Tuffour demands increased investment to halt fallen standards in athletics
Ghanaian athletics legend Emmanuel Tuffour has decried the fallen standards of the sport in the country despite the abundance of talents on the local scene.
He wants the country's athletes and officials to refocus and give the sport more attention as a matter of urgency to halt the decline.
He observed that the inadequate infrastructure and lack of motivation had been the drawback to the country winning laurels on the international stage, and expressed the belief that until these things were addressed the future would continue to be bleak.
Speaking to the Graphic Sports in an interview yesterday the 57-year-old retired sprinter was emphatic in his assessment of the state of athletics in the country, stating that the standard had fallen below that of his era.
“Athletics in Ghana now is not coming up but what I’ll say is some individual athletes are doing well right now but if you put everything together, it’s not like our time. I don’t see any improvement in Ghana athletics right now”, he said.
In his heyday, Tuffour once held the national men's 100 metres record of 10.07 which he set in 1994 and represented Ghana at three Olympic Games. He was a member of the 4x100m relay team that won gold for Ghana at the 1995 Africa Games in Harare, Zimbabwe.
Affectionately called “Koora” by the athletics community in Ghana, Tuffour did not hide his disappointment about Ghana’s performance at the recent World Athletics Championship in Budapest, which saw Ghana's representatives in the men's 200m, Joseph Paul Amoah and James Dadzie, failing to advance past their heats following injury setbacks.
The injuries by the two sprinters, both members of the relay team, resulted in Ghana's decision to withdraw from the 4x100 metres due to their inability to raise a team for what was expected to be Ghana's strongest event at the competition.
Ghana's other representative, Deborah Acquah, failed to advance to the final of the women's long jump event as she fell short of the automatic qualification mark.
For Tuffour, Ghana's predominantly foreign-based athletes must start focusing on improving on their times, while the government and authorities in Ghana must address the infrastructure deficit and other support systems to harness the full potential of talents in the country.
He was of the opinion that the country’s athletics could get better if the right infrastructure was put in place and suggested that corporate bodies must support the government’s effort to provide the needed facilities for the development of athletes.
“We don’t have good facilities here but when our athletes get to the US, with the school facilities and everything we’ll get better.
Furthermore, Tuffour offered a proactive approach to Ghana's preparations for the upcoming African Games, emphasising that timely planning and training were vital components for success.

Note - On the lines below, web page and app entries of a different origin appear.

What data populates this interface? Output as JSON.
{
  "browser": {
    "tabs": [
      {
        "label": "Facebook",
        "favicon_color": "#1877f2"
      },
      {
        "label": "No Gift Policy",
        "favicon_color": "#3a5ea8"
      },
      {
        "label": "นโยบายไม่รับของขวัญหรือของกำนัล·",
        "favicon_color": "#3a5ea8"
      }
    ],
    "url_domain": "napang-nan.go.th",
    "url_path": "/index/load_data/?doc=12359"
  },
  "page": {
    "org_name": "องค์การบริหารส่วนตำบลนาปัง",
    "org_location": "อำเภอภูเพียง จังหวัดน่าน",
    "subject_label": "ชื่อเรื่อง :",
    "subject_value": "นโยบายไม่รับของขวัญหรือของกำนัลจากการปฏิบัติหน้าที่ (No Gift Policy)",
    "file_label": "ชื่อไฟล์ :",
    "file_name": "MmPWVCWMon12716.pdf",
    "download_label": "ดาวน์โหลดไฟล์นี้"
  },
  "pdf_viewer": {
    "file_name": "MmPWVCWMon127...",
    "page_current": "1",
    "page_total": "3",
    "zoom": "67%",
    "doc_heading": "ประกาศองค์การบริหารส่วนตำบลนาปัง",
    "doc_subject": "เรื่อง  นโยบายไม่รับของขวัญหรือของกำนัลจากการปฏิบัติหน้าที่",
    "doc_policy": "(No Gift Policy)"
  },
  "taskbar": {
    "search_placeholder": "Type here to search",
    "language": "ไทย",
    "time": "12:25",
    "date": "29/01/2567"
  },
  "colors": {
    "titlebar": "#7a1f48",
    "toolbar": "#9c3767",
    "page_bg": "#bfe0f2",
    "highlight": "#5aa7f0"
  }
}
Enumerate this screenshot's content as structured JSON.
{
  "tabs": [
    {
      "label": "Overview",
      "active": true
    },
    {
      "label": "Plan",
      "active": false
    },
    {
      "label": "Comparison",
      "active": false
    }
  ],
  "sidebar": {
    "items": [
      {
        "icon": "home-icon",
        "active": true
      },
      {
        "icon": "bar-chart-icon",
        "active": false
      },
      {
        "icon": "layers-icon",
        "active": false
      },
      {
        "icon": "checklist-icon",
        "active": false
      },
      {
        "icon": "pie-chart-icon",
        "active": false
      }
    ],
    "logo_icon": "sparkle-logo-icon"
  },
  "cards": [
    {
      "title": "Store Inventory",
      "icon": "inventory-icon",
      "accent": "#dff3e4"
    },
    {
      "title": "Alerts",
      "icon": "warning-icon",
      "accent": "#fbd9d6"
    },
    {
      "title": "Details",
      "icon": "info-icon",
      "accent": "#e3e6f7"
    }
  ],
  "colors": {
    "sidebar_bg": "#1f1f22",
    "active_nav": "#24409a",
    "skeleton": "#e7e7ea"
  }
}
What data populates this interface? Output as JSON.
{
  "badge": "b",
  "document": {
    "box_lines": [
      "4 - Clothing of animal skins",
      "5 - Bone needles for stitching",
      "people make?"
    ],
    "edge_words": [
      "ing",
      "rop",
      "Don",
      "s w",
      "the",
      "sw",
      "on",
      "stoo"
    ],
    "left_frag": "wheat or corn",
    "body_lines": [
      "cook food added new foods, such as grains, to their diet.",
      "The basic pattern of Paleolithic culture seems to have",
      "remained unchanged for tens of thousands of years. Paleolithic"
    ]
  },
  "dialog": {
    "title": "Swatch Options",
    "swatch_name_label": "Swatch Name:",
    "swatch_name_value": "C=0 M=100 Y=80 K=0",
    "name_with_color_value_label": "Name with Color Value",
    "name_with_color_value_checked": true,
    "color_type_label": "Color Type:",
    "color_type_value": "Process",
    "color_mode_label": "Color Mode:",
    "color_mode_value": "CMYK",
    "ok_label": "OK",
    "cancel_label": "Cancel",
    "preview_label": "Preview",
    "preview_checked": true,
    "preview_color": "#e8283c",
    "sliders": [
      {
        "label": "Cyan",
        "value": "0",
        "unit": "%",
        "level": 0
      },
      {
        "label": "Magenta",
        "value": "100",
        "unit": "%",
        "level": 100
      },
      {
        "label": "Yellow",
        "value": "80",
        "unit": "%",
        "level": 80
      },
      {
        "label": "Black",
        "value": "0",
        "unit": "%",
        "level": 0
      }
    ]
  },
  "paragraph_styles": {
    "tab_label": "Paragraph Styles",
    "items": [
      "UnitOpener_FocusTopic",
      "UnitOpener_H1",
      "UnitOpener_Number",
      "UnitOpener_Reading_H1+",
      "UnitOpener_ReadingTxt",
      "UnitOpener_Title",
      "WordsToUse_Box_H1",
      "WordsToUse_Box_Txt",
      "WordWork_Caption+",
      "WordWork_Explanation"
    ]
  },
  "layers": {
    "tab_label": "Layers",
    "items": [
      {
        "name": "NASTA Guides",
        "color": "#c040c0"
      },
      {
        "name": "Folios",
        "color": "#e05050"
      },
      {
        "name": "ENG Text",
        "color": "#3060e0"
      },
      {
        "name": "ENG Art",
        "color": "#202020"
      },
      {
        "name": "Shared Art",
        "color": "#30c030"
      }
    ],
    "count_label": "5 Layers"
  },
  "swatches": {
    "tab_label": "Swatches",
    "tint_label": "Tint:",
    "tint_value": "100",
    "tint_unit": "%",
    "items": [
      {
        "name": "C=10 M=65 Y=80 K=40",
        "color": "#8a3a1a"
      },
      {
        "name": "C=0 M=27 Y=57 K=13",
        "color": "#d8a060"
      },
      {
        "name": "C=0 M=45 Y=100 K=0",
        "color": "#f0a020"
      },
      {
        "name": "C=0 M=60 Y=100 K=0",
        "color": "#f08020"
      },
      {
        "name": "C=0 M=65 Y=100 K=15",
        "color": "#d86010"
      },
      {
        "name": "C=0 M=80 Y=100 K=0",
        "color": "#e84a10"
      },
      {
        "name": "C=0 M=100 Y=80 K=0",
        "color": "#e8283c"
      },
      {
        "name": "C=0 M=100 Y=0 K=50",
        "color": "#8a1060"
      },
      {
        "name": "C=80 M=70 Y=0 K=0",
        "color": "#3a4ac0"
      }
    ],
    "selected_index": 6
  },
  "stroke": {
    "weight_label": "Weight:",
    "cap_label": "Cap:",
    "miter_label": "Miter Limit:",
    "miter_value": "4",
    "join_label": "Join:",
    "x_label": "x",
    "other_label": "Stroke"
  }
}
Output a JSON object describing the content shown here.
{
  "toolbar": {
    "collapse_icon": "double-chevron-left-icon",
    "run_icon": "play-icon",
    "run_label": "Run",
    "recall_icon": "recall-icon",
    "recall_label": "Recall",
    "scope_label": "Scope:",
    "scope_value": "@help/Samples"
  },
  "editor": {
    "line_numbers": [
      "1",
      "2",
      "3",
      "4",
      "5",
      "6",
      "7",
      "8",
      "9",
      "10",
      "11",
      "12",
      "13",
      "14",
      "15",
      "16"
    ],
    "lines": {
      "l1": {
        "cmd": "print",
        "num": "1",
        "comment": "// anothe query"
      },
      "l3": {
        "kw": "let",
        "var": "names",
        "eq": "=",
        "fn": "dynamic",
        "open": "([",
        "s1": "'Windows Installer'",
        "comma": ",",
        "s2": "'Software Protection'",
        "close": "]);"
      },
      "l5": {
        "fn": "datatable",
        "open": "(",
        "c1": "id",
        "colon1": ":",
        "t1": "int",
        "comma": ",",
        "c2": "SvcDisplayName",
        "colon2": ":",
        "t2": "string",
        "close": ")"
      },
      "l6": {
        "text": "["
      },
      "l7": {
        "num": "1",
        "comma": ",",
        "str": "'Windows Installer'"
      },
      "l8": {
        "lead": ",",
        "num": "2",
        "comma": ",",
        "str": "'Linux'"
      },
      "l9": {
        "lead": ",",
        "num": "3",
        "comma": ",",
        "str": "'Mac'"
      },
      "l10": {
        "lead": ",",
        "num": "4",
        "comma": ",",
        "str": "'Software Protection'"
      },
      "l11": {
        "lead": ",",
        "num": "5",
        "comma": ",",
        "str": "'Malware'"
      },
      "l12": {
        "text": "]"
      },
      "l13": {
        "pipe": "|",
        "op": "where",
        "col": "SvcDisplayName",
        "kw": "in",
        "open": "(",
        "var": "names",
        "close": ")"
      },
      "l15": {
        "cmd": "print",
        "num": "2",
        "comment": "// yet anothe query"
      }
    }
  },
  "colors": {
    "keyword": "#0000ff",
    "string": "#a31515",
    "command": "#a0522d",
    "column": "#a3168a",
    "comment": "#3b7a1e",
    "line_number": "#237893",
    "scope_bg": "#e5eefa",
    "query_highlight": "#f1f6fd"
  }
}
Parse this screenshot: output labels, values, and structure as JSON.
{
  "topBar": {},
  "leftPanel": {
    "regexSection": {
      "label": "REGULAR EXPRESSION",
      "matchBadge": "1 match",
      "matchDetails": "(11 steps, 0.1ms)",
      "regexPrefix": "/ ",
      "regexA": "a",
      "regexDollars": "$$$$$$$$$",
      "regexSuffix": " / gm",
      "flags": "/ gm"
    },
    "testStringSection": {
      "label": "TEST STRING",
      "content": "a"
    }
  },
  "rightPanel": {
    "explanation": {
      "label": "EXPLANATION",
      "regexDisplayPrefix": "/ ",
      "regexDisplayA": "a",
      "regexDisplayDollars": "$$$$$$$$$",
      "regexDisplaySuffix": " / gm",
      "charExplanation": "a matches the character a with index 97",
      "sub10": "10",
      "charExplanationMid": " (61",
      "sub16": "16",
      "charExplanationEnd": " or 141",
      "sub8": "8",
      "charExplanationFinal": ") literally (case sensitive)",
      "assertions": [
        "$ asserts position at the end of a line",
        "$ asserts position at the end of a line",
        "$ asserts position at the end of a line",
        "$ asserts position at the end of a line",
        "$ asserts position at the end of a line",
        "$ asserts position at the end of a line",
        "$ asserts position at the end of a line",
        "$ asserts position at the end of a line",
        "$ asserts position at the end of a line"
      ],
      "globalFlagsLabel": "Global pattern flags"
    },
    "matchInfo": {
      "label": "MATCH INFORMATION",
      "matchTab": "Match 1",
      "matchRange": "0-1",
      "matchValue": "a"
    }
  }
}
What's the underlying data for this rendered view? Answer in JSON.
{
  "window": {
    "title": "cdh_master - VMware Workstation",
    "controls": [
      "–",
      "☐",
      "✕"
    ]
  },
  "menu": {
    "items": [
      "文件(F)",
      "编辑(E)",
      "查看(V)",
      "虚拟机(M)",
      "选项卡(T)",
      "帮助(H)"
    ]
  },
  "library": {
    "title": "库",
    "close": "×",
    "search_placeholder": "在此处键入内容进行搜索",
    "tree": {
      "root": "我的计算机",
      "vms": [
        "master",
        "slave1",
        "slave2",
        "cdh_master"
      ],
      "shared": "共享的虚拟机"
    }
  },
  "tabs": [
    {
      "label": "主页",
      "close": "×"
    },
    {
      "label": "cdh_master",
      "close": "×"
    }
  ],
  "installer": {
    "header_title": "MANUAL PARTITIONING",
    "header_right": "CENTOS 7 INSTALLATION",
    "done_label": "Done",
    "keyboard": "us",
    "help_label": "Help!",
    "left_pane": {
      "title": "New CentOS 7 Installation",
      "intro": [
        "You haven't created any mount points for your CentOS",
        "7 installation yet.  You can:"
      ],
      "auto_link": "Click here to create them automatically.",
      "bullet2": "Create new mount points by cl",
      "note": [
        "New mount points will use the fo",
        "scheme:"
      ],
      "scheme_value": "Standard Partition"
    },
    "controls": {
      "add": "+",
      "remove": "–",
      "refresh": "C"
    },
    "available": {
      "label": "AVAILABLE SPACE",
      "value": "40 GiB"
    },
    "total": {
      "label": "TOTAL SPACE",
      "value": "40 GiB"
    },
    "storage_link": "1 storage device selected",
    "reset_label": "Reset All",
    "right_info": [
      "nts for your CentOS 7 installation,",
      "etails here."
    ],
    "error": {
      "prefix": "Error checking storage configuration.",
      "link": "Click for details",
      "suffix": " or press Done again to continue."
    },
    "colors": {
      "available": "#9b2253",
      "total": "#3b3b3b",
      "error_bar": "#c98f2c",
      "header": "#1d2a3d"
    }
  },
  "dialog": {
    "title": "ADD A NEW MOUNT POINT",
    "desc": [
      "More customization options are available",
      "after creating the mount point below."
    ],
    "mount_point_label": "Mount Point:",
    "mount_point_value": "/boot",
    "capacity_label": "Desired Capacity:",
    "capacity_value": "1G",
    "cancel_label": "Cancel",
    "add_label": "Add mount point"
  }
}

Waiting until the last minute, he noted, would hinder Ghana's ability to secure medals in a competitive field comprising countries like Botswana, South Africa, Kenya and Ethiopia.
“Next year is the African Games and the preparation should start now because if you want to win a medal you won’t take two or three months to train and win a medal because all these countries are coming. Botswana, South Africa, Kenya and Ethiopia.
“They [athletes] are all disappointed in their performance at the World Championship so they are hungry for medals to prove to their country that they are still the best,” Tuffour said.
Highlighting a worrisome trend, Tuffour expressed his concern that while other African nations were enhancing their domestic training facilities, Ghana remained heavily reliant on external assistance. He underscored the importance of improving facilities within the country to nurture top-tier athletes.
“Our population is over 30 million, and we are about double the population of Jamaica but just see how they are competing, and they train in Jamaica, the Kenyan guys train in Kenya, the Botswana guys train in their country but if you stay in Ghana, you can’t do anything,” Tuffour lamented.